◆ **PROBLEM TO SOLVE**
Retype every entry below without altering anything.
══ EXERCISE INPUTS ══
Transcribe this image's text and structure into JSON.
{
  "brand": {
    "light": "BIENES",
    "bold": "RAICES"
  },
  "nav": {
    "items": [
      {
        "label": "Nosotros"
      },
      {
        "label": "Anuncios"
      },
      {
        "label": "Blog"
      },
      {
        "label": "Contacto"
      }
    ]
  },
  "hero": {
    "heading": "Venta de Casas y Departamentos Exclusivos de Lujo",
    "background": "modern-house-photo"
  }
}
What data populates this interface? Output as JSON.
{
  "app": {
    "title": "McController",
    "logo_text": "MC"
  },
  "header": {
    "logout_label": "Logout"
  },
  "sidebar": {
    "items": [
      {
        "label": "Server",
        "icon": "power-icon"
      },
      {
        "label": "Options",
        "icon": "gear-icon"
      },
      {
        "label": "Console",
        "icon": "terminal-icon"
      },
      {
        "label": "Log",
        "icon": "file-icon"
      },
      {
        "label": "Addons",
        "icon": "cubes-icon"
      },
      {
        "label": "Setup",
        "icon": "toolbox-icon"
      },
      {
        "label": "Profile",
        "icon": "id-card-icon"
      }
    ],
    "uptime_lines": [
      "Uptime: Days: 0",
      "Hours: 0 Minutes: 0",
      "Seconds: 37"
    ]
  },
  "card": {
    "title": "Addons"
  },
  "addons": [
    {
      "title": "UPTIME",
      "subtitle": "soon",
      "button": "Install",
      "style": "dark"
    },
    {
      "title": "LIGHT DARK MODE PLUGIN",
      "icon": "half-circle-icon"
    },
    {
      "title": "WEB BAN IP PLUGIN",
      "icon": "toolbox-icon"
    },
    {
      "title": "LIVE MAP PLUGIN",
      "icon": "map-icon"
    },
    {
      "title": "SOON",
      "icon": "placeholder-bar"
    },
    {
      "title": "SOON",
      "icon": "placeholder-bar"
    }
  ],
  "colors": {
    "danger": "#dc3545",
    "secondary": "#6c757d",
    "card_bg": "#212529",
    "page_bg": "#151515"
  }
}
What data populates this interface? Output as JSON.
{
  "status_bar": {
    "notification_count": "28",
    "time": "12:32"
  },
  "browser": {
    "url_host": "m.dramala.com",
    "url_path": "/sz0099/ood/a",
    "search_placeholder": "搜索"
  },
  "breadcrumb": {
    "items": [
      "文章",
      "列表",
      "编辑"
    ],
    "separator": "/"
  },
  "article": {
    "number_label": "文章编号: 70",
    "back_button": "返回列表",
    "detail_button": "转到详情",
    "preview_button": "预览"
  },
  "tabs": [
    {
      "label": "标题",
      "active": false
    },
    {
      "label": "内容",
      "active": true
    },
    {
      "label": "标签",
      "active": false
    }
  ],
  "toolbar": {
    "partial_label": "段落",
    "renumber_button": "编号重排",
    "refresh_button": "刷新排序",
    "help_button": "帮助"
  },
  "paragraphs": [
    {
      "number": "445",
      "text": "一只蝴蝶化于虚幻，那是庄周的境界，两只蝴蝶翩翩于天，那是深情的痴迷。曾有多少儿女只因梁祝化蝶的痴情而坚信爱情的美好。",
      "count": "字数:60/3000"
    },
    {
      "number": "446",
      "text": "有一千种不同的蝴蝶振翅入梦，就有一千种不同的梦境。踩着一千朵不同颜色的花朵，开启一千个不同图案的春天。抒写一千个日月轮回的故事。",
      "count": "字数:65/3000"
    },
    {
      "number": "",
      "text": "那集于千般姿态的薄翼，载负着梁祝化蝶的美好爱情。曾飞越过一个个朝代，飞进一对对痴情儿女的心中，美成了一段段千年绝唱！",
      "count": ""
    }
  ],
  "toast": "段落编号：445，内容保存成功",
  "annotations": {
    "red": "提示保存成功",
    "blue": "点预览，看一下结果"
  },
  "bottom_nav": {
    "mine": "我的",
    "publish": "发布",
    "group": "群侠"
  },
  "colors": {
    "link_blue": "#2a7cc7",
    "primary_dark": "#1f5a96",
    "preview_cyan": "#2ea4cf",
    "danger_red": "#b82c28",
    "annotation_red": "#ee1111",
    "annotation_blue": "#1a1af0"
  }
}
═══
◆ **THE COMPLETED TASK**
Transcribe this image's text and structure into JSON.
{
  "brand": {
    "light": "BIENES",
    "bold": "RAICES"
  },
  "nav": {
    "items": [
      {
        "label": "Nosotros"
      },
      {
        "label": "Anuncios"
      },
      {
        "label": "Blog"
      },
      {
        "label": "Contacto"
      }
    ]
  },
  "hero": {
    "heading": "Venta de Casas y Departamentos Exclusivos de Lujo",
    "background": "modern-house-photo"
  }
}
What data populates this interface? Output as JSON.
{
  "app": {
    "title": "McController",
    "logo_text": "MC"
  },
  "header": {
    "logout_label": "Logout"
  },
  "sidebar": {
    "items": [
      {
        "label": "Server",
        "icon": "power-icon"
      },
      {
        "label": "Options",
        "icon": "gear-icon"
      },
      {
        "label": "Console",
        "icon": "terminal-icon"
      },
      {
        "label": "Log",
        "icon": "file-icon"
      },
      {
        "label": "Addons",
        "icon": "cubes-icon"
      },
      {
        "label": "Setup",
        "icon": "toolbox-icon"
      },
      {
        "label": "Profile",
        "icon": "id-card-icon"
      }
    ],
    "uptime_lines": [
      "Uptime: Days: 0",
      "Hours: 0 Minutes: 0",
      "Seconds: 37"
    ]
  },
  "card": {
    "title": "Addons"
  },
  "addons": [
    {
      "title": "UPTIME",
      "subtitle": "soon",
      "button": "Install",
      "style": "dark"
    },
    {
      "title": "LIGHT DARK MODE PLUGIN",
      "icon": "half-circle-icon"
    },
    {
      "title": "WEB BAN IP PLUGIN",
      "icon": "toolbox-icon"
    },
    {
      "title": "LIVE MAP PLUGIN",
      "icon": "map-icon"
    },
    {
      "title": "SOON",
      "icon": "placeholder-bar"
    },
    {
      "title": "SOON",
      "icon": "placeholder-bar"
    }
  ],
  "colors": {
    "danger": "#dc3545",
    "secondary": "#6c757d",
    "card_bg": "#212529",
    "page_bg": "#151515"
  }
}
What data populates this interface? Output as JSON.
{
  "status_bar": {
    "notification_count": "28",
    "time": "12:32"
  },
  "browser": {
    "url_host": "m.dramala.com",
    "url_path": "/sz0099/ood/a",
    "search_placeholder": "搜索"
  },
  "breadcrumb": {
    "items": [
      "文章",
      "列表",
      "编辑"
    ],
    "separator": "/"
  },
  "article": {
    "number_label": "文章编号: 70",
    "back_button": "返回列表",
    "detail_button": "转到详情",
    "preview_button": "预览"
  },
  "tabs": [
    {
      "label": "标题",
      "active": false
    },
    {
      "label": "内容",
      "active": true
    },
    {
      "label": "标签",
      "active": false
    }
  ],
  "toolbar": {
    "partial_label": "段落",
    "renumber_button": "编号重排",
    "refresh_button": "刷新排序",
    "help_button": "帮助"
  },
  "paragraphs": [
    {
      "number": "445",
      "text": "一只蝴蝶化于虚幻，那是庄周的境界，两只蝴蝶翩翩于天，那是深情的痴迷。曾有多少儿女只因梁祝化蝶的痴情而坚信爱情的美好。",
      "count": "字数:60/3000"
    },
    {
      "number": "446",
      "text": "有一千种不同的蝴蝶振翅入梦，就有一千种不同的梦境。踩着一千朵不同颜色的花朵，开启一千个不同图案的春天。抒写一千个日月轮回的故事。",
      "count": "字数:65/3000"
    },
    {
      "number": "",
      "text": "那集于千般姿态的薄翼，载负着梁祝化蝶的美好爱情。曾飞越过一个个朝代，飞进一对对痴情儿女的心中，美成了一段段千年绝唱！",
      "count": ""
    }
  ],
  "toast": "段落编号：445，内容保存成功",
  "annotations": {
    "red": "提示保存成功",
    "blue": "点预览，看一下结果"
  },
  "bottom_nav": {
    "mine": "我的",
    "publish": "发布",
    "group": "群侠"
  },
  "colors": {
    "link_blue": "#2a7cc7",
    "primary_dark": "#1f5a96",
    "preview_cyan": "#2ea4cf",
    "danger_red": "#b82c28",
    "annotation_red": "#ee1111",
    "annotation_blue": "#1a1af0"
  }
}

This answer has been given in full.